Recently, during sex, my partner got agressive with me. Most of the time I love it when he’s rough and dominant in bed. I find it intensely arousing to play the role of his submissive, letting him do whatever he wants to me. But this time felt different. I noticed visceral resistance — tightness in my throat, tension in my yoni, my sense of arousal gone — followed by thoughts of “this doesn’t feel right” and “say something”. 

His desire to have me quickly in the way he wanted brought me to the brink of tears. At that moment, I needed him to be tender and check in with me.

I could have bypassed the emotion by presencing myself and focusing on the sensation of his cock, but instead I took a deep breath and said: “Babe, I need you to go slow”. Instantly I felt his energy align with mine and I felt seen. He responded by softly kissing my neck, caressing my skin, and taking his time with me until I opened back up and came.
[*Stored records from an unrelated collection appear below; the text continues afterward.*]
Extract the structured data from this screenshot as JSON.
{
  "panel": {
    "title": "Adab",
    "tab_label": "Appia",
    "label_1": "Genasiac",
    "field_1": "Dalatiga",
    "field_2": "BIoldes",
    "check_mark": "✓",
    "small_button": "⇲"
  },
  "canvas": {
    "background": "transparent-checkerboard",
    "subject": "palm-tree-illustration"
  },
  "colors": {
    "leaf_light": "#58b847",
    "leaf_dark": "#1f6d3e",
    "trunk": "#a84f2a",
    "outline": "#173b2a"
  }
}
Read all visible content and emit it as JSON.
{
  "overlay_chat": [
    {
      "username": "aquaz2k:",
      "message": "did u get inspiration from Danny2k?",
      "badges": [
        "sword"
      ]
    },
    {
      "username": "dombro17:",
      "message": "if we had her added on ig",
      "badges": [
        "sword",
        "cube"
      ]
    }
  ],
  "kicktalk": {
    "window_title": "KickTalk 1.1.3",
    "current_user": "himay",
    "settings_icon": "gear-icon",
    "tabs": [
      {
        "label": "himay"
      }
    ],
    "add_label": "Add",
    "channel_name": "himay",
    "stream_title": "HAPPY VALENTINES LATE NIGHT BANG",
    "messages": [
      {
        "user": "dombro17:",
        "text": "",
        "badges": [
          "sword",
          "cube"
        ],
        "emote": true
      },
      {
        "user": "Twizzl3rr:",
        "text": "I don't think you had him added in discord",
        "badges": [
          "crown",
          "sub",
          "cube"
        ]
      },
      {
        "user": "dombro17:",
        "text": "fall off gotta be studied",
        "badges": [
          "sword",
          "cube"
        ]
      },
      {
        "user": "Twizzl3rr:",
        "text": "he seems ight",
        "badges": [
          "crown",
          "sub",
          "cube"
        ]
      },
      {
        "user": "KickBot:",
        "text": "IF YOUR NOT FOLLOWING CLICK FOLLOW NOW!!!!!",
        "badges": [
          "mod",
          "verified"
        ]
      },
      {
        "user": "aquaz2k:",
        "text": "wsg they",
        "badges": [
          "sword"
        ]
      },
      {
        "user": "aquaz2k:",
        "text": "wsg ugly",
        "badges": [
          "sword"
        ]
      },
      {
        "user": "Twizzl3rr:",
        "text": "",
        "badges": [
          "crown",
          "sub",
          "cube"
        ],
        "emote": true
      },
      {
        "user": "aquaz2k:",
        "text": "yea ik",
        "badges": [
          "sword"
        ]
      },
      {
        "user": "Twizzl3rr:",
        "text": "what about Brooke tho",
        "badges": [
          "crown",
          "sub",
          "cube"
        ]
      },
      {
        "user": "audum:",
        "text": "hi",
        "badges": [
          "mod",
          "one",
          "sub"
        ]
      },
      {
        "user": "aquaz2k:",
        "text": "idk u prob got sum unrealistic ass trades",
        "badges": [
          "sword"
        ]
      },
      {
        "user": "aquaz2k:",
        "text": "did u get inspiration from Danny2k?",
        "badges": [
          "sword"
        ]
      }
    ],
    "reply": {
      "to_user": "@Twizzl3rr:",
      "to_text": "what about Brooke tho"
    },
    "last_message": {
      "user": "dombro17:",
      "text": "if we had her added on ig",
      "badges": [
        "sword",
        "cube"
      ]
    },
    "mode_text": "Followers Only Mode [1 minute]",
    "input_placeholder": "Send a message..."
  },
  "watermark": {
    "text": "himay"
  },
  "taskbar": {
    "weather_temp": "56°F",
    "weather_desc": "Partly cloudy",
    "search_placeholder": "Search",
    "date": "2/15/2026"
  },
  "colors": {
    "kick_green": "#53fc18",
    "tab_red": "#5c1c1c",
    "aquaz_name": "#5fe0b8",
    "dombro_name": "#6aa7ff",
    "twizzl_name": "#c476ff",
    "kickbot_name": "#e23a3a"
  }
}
After we settled I had a quick mental dialogue about whether to elaborate on what happened. I felt sated and connected, so staying quiet would have been easy. But I didn’t want myself nor our partnership to bear the subtle yet toxic residue of silence. After some cuddling and eye gazing I worked up the nerve to share my feelings. Vocalizing my experience was an important step for me — and is a key part of aftercare.

The moral of the story: submission does not mean self-abandonment.

When we know our value and feel connected to ourselves and our partner, objectifying ourselves can be a fun, erotic game — and healing when it fosters the integration of our shadow (more on this in a sec). 

And when we feel ourselves tighten, question our worth, or doubt whether our partner sees our complexity, we must stay with the feeling and respond in the most self-honoring way we know. Because without receptivity, self-awareness and communication, sexual submission can be just another place where we repeat old patterns like people-pleasing, unhealthy boundaries, and relying on external validation to feel worthy, thus perpetuating pain. 

Power play is all about reclaiming our right to choose how we want to express ourselves sexually — and can be especially empowering for the sub because without their consent the dynamic is not possible. Beyond that, exploring different roles and identities (I love costumes for this!) is an opportunity to integrate and express the parts of ourselves we may otherwise hide from the world out of shame (our shadow). Personally, power play has helped me accept and appreciate the needy, slutty, passive and vain aspects of my personality.

And, the thing is, we’re allowed to be inconsistent. I don’t know about you, but how I want to be fucked changes with the moon, my menstrual cycle, how connected I feel to my partner, how vulnerable I’ve been with him recently, and how grounded I feel in myself.

That’s the beautiful thing about feminine energy, it’s fluid, everchanging; as much as our masculine side wants to put us in a box, we’re never stuck.

And while our changing needs and desires do not need an explanation to be valid, it is healing and helpful to observe and reflect on these inner tides and communicate them with our lover(s).

By Allie Andrews, Self-Care Coach & Founder of OmBody Health
IG: @iamallieandrews

Photo Credit: @les_esprits_libres

July 20, 2021 — Alexis Maze